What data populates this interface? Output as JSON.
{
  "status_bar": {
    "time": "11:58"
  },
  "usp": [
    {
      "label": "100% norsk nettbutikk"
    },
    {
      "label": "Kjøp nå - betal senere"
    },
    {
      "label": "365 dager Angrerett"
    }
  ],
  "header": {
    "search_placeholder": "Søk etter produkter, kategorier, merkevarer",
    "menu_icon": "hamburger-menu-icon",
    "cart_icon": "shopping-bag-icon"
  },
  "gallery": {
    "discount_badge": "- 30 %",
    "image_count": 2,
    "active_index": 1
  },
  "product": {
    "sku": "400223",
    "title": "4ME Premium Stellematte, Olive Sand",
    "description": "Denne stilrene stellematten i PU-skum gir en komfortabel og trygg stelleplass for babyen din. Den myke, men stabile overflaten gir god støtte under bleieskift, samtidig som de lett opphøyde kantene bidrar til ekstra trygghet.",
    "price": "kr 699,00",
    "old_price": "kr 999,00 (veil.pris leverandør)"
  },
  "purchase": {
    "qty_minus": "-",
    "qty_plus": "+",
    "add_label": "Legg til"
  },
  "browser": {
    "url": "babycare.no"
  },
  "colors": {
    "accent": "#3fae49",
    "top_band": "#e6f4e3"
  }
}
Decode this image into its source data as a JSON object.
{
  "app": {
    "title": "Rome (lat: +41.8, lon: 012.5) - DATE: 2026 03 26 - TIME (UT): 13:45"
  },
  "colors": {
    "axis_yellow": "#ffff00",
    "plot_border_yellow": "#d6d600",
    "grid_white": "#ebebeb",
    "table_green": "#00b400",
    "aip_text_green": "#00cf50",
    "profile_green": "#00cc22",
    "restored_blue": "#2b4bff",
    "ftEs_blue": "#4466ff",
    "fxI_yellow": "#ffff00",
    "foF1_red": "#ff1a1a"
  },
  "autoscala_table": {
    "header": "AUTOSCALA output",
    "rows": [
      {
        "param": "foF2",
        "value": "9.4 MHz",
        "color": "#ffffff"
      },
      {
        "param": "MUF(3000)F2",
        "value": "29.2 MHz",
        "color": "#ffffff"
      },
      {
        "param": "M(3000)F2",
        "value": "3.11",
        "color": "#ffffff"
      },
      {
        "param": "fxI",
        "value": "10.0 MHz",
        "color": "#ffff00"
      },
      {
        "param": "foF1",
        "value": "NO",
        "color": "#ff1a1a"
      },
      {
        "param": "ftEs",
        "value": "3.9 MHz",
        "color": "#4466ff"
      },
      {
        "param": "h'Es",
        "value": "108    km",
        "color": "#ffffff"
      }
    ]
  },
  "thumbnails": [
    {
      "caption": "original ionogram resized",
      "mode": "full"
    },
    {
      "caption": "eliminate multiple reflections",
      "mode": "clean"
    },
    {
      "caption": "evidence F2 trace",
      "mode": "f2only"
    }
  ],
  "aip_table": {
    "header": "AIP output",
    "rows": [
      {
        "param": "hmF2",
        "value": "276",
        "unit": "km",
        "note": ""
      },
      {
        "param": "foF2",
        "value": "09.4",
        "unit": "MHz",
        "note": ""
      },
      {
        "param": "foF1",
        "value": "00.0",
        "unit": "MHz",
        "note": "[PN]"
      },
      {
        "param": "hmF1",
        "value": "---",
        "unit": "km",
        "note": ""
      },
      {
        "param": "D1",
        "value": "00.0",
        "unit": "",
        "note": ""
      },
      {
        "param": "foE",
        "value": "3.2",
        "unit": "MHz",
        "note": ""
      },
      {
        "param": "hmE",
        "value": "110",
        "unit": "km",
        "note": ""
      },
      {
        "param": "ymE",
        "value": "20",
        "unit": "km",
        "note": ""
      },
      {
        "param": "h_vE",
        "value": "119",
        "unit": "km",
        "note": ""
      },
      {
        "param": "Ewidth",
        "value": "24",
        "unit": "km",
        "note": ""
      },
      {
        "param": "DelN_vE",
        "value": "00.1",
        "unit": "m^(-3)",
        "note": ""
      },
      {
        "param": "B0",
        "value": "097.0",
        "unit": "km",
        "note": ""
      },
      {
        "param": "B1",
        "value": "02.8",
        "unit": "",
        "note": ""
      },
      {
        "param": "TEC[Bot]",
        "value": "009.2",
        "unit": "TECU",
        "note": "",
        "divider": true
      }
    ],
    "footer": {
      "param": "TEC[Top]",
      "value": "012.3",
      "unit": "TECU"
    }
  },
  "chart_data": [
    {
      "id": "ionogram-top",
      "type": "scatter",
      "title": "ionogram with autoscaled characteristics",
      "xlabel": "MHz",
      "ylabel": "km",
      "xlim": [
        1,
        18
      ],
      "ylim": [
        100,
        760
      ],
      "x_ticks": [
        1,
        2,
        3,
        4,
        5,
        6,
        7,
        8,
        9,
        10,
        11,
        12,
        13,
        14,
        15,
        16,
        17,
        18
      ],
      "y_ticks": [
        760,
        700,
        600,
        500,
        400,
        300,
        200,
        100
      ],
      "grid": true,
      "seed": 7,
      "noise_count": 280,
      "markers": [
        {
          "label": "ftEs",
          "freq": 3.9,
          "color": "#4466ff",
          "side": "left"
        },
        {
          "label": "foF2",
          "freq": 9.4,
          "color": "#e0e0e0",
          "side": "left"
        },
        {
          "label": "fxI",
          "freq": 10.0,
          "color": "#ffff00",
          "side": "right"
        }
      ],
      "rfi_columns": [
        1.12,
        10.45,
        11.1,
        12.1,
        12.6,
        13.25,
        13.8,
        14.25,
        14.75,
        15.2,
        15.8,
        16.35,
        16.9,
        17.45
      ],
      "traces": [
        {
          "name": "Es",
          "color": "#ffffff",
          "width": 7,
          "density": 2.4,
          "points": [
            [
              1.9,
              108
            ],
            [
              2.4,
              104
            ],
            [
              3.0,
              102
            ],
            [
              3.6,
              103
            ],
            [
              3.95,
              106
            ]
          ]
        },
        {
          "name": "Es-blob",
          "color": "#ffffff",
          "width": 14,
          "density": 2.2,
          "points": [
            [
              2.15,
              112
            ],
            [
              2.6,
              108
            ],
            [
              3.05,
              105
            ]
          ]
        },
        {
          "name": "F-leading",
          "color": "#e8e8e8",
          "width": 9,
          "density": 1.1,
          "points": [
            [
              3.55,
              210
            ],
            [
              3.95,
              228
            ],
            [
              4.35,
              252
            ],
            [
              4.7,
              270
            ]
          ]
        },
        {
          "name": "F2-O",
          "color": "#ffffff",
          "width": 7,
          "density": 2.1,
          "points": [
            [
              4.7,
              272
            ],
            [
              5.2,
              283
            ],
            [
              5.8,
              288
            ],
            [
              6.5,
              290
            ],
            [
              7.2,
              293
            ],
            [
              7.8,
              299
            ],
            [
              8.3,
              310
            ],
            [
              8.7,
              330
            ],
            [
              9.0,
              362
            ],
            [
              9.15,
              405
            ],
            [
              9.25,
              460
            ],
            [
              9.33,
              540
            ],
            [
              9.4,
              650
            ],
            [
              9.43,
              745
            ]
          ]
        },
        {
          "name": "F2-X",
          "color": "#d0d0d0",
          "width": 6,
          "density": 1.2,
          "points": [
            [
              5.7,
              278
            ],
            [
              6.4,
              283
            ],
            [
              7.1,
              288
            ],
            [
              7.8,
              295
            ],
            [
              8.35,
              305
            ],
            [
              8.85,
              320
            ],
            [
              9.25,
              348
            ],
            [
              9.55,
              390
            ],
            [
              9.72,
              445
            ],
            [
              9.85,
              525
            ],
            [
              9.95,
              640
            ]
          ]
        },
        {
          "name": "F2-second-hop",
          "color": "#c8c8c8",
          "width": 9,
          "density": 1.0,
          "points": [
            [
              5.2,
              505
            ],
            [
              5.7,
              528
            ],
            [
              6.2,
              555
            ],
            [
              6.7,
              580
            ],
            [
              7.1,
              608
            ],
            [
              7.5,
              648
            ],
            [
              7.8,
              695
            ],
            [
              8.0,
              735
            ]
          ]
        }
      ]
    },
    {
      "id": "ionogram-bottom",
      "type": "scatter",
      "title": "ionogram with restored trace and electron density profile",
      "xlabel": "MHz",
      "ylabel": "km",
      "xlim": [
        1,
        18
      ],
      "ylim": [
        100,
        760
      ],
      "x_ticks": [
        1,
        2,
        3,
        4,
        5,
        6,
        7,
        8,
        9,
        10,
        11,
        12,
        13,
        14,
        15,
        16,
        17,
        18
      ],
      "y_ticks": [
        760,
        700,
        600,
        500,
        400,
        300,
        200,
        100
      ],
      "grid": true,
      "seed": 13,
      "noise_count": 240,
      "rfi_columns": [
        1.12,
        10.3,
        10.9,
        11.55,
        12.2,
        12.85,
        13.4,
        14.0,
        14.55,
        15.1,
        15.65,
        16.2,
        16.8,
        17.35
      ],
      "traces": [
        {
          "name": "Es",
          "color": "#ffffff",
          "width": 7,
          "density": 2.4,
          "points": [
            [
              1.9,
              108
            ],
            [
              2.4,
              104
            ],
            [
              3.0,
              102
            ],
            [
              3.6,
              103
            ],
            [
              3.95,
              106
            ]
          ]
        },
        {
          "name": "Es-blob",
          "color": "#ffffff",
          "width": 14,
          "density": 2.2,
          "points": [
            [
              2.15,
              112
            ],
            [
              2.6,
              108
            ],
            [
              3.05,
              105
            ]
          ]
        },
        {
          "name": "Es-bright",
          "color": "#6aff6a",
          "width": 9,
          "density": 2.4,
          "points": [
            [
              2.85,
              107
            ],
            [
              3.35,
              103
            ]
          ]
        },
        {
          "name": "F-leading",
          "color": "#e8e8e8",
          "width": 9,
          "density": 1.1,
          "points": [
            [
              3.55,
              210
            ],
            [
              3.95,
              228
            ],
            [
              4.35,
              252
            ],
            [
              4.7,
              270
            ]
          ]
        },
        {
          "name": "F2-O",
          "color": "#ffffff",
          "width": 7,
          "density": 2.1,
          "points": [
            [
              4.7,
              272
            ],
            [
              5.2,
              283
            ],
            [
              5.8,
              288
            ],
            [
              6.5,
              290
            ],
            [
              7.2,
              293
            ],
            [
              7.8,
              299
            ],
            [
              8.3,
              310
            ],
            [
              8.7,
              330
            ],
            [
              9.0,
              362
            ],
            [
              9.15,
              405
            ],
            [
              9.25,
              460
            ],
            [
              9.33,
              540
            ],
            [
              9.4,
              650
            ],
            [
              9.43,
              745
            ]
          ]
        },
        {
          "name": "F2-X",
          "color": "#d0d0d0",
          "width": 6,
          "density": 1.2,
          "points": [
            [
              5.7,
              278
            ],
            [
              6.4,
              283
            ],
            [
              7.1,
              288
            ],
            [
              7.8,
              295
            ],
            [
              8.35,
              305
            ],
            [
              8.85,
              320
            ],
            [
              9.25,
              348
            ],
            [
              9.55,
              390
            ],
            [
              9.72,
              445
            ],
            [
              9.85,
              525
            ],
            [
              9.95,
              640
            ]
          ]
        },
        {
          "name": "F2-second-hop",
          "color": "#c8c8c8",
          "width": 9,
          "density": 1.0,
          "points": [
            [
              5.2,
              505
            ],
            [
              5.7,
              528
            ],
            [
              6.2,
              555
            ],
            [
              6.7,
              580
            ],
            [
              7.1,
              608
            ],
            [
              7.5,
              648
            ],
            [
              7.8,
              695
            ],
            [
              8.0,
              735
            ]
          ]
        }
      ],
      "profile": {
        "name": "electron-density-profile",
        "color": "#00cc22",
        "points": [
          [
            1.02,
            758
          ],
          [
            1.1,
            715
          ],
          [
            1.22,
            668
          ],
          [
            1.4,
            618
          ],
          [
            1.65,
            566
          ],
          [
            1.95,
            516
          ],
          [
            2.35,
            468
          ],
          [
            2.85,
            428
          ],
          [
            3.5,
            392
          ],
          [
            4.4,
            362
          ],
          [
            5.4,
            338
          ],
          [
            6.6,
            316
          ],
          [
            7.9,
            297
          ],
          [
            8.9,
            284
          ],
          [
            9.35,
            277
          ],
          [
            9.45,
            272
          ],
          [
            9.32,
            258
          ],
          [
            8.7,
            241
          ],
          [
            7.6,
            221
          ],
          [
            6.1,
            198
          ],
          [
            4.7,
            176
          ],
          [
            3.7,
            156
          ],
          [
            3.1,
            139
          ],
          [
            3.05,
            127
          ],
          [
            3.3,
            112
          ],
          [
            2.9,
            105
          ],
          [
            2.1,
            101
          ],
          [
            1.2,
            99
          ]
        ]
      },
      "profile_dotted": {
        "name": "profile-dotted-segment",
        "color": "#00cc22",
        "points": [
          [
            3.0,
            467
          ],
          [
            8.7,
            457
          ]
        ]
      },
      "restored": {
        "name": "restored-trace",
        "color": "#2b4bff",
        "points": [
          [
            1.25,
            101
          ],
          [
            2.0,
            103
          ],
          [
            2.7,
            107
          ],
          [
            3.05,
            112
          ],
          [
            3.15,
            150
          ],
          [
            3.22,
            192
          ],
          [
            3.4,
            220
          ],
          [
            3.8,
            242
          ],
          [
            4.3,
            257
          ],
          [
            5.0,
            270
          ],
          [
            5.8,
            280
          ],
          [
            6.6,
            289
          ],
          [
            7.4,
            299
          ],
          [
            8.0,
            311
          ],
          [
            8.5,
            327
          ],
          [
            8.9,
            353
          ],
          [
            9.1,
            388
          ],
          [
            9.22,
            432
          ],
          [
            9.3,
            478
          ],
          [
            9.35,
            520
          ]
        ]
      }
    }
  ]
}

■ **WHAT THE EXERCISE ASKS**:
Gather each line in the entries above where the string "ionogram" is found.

■ **SOLUTION TO THE PROBLEM**:
      "caption": "original ionogram resized",
      "id": "ionogram-top",
      "title": "ionogram with autoscaled characteristics",
      "id": "ionogram-bottom",
      "title": "ionogram with restored trace and electron density profile",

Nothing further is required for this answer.